Segment Open

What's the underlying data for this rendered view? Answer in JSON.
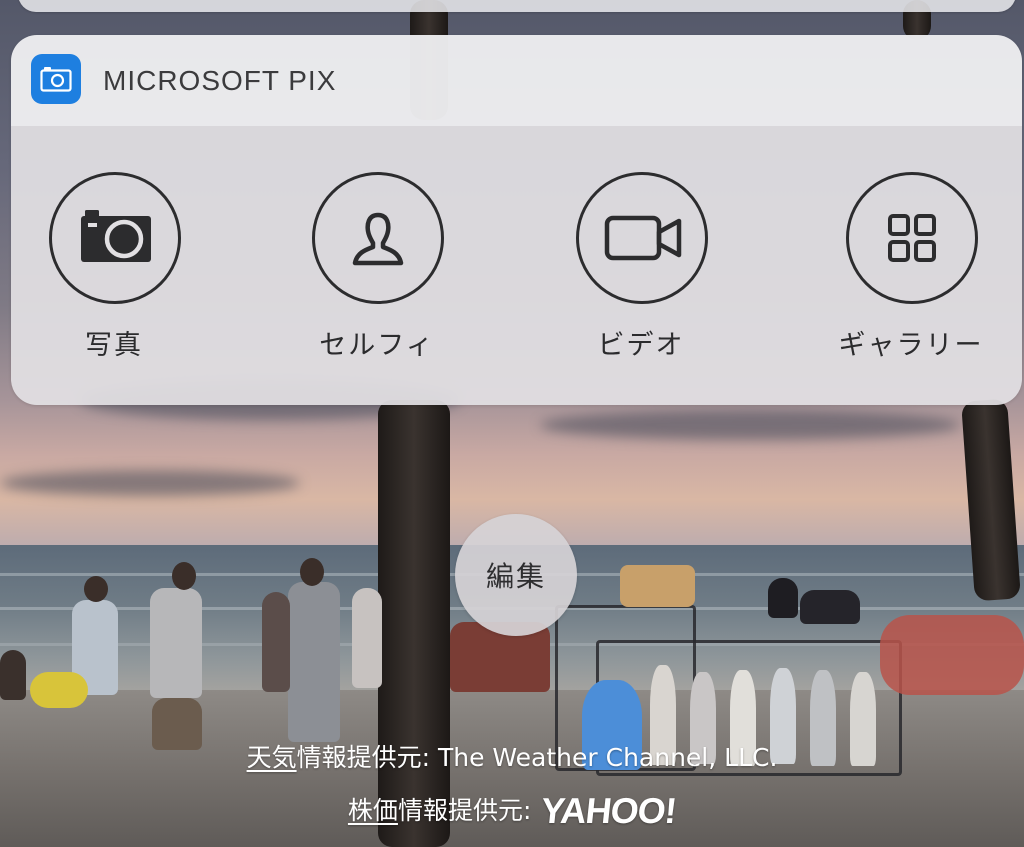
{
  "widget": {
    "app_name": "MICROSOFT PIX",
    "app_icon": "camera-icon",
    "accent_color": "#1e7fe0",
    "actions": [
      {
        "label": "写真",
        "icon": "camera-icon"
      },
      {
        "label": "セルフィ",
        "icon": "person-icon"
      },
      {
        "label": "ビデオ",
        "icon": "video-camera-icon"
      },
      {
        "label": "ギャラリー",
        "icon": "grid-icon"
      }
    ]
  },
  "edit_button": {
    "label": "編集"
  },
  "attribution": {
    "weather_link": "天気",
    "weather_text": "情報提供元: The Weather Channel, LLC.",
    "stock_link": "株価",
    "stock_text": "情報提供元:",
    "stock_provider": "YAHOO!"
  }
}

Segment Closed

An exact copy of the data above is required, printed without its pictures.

#### ANSWER SPACE
What's the underlying data for this rendered view? Answer in JSON.
{
  "widget": {
    "app_name": "MICROSOFT PIX",
    "app_icon": "camera-icon",
    "accent_color": "#1e7fe0",
    "actions": [
      {
        "label": "写真",
        "icon": "camera-icon"
      },
      {
        "label": "セルフィ",
        "icon": "person-icon"
      },
      {
        "label": "ビデオ",
        "icon": "video-camera-icon"
      },
      {
        "label": "ギャラリー",
        "icon": "grid-icon"
      }
    ]
  },
  "edit_button": {
    "label": "編集"
  },
  "attribution": {
    "weather_link": "天気",
    "weather_text": "情報提供元: The Weather Channel, LLC.",
    "stock_link": "株価",
    "stock_text": "情報提供元:",
    "stock_provider": "YAHOO!"
  }
}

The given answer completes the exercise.